RECORDS PROVIDED –
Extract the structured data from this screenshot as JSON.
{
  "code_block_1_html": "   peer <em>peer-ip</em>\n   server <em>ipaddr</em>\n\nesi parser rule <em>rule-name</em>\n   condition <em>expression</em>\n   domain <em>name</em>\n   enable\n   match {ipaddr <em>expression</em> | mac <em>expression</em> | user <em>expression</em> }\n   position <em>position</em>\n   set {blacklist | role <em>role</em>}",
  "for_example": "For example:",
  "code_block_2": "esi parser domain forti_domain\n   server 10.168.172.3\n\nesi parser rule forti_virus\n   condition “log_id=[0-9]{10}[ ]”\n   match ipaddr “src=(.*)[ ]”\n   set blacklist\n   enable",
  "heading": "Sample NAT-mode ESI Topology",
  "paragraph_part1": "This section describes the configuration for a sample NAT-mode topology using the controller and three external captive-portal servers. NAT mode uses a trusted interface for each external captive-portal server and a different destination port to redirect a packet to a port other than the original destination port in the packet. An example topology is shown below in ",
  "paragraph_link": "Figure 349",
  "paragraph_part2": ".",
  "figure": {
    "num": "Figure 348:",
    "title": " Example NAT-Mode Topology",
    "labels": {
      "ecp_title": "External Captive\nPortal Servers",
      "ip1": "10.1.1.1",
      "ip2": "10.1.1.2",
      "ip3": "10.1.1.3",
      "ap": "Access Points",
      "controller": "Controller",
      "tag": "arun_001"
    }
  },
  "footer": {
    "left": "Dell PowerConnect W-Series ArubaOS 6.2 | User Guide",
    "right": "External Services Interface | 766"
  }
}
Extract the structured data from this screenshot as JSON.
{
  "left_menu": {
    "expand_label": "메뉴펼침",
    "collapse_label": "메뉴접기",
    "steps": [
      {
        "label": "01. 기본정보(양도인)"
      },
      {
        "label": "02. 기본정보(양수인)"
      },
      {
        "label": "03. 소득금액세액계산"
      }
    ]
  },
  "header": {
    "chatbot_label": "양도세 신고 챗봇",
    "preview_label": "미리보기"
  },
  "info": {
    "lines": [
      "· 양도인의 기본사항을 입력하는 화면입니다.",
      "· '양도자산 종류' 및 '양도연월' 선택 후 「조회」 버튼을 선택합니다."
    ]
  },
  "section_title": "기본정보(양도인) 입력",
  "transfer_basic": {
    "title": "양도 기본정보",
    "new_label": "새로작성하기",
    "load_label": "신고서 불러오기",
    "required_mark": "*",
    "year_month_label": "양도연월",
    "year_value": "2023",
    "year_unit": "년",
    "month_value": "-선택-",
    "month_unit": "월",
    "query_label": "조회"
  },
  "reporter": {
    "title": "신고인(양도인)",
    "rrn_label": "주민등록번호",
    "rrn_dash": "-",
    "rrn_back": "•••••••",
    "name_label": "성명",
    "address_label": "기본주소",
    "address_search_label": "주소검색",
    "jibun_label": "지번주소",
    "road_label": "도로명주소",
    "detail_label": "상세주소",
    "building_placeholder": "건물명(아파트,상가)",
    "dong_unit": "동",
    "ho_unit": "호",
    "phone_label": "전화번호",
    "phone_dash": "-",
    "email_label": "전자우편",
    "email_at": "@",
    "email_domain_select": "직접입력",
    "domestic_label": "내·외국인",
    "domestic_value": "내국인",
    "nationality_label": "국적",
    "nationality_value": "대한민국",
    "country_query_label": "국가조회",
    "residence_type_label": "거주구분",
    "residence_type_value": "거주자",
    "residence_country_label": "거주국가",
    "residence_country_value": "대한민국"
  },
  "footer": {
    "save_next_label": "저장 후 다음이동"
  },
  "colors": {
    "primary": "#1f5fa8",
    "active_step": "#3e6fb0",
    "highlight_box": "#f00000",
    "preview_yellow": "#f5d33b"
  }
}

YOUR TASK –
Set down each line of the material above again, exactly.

ANSWER SPACE –
Extract the structured data from this screenshot as JSON.
{
  "code_block_1_html": "   peer <em>peer-ip</em>\n   server <em>ipaddr</em>\n\nesi parser rule <em>rule-name</em>\n   condition <em>expression</em>\n   domain <em>name</em>\n   enable\n   match {ipaddr <em>expression</em> | mac <em>expression</em> | user <em>expression</em> }\n   position <em>position</em>\n   set {blacklist | role <em>role</em>}",
  "for_example": "For example:",
  "code_block_2": "esi parser domain forti_domain\n   server 10.168.172.3\n\nesi parser rule forti_virus\n   condition “log_id=[0-9]{10}[ ]”\n   match ipaddr “src=(.*)[ ]”\n   set blacklist\n   enable",
  "heading": "Sample NAT-mode ESI Topology",
  "paragraph_part1": "This section describes the configuration for a sample NAT-mode topology using the controller and three external captive-portal servers. NAT mode uses a trusted interface for each external captive-portal server and a different destination port to redirect a packet to a port other than the original destination port in the packet. An example topology is shown below in ",
  "paragraph_link": "Figure 349",
  "paragraph_part2": ".",
  "figure": {
    "num": "Figure 348:",
    "title": " Example NAT-Mode Topology",
    "labels": {
      "ecp_title": "External Captive\nPortal Servers",
      "ip1": "10.1.1.1",
      "ip2": "10.1.1.2",
      "ip3": "10.1.1.3",
      "ap": "Access Points",
      "controller": "Controller",
      "tag": "arun_001"
    }
  },
  "footer": {
    "left": "Dell PowerConnect W-Series ArubaOS 6.2 | User Guide",
    "right": "External Services Interface | 766"
  }
}
Extract the structured data from this screenshot as JSON.
{
  "left_menu": {
    "expand_label": "메뉴펼침",
    "collapse_label": "메뉴접기",
    "steps": [
      {
        "label": "01. 기본정보(양도인)"
      },
      {
        "label": "02. 기본정보(양수인)"
      },
      {
        "label": "03. 소득금액세액계산"
      }
    ]
  },
  "header": {
    "chatbot_label": "양도세 신고 챗봇",
    "preview_label": "미리보기"
  },
  "info": {
    "lines": [
      "· 양도인의 기본사항을 입력하는 화면입니다.",
      "· '양도자산 종류' 및 '양도연월' 선택 후 「조회」 버튼을 선택합니다."
    ]
  },
  "section_title": "기본정보(양도인) 입력",
  "transfer_basic": {
    "title": "양도 기본정보",
    "new_label": "새로작성하기",
    "load_label": "신고서 불러오기",
    "required_mark": "*",
    "year_month_label": "양도연월",
    "year_value": "2023",
    "year_unit": "년",
    "month_value": "-선택-",
    "month_unit": "월",
    "query_label": "조회"
  },
  "reporter": {
    "title": "신고인(양도인)",
    "rrn_label": "주민등록번호",
    "rrn_dash": "-",
    "rrn_back": "•••••••",
    "name_label": "성명",
    "address_label": "기본주소",
    "address_search_label": "주소검색",
    "jibun_label": "지번주소",
    "road_label": "도로명주소",
    "detail_label": "상세주소",
    "building_placeholder": "건물명(아파트,상가)",
    "dong_unit": "동",
    "ho_unit": "호",
    "phone_label": "전화번호",
    "phone_dash": "-",
    "email_label": "전자우편",
    "email_at": "@",
    "email_domain_select": "직접입력",
    "domestic_label": "내·외국인",
    "domestic_value": "내국인",
    "nationality_label": "국적",
    "nationality_value": "대한민국",
    "country_query_label": "국가조회",
    "residence_type_label": "거주구분",
    "residence_type_value": "거주자",
    "residence_country_label": "거주국가",
    "residence_country_value": "대한민국"
  },
  "footer": {
    "save_next_label": "저장 후 다음이동"
  },
  "colors": {
    "primary": "#1f5fa8",
    "active_step": "#3e6fb0",
    "highlight_box": "#f00000",
    "preview_yellow": "#f5d33b"
  }
}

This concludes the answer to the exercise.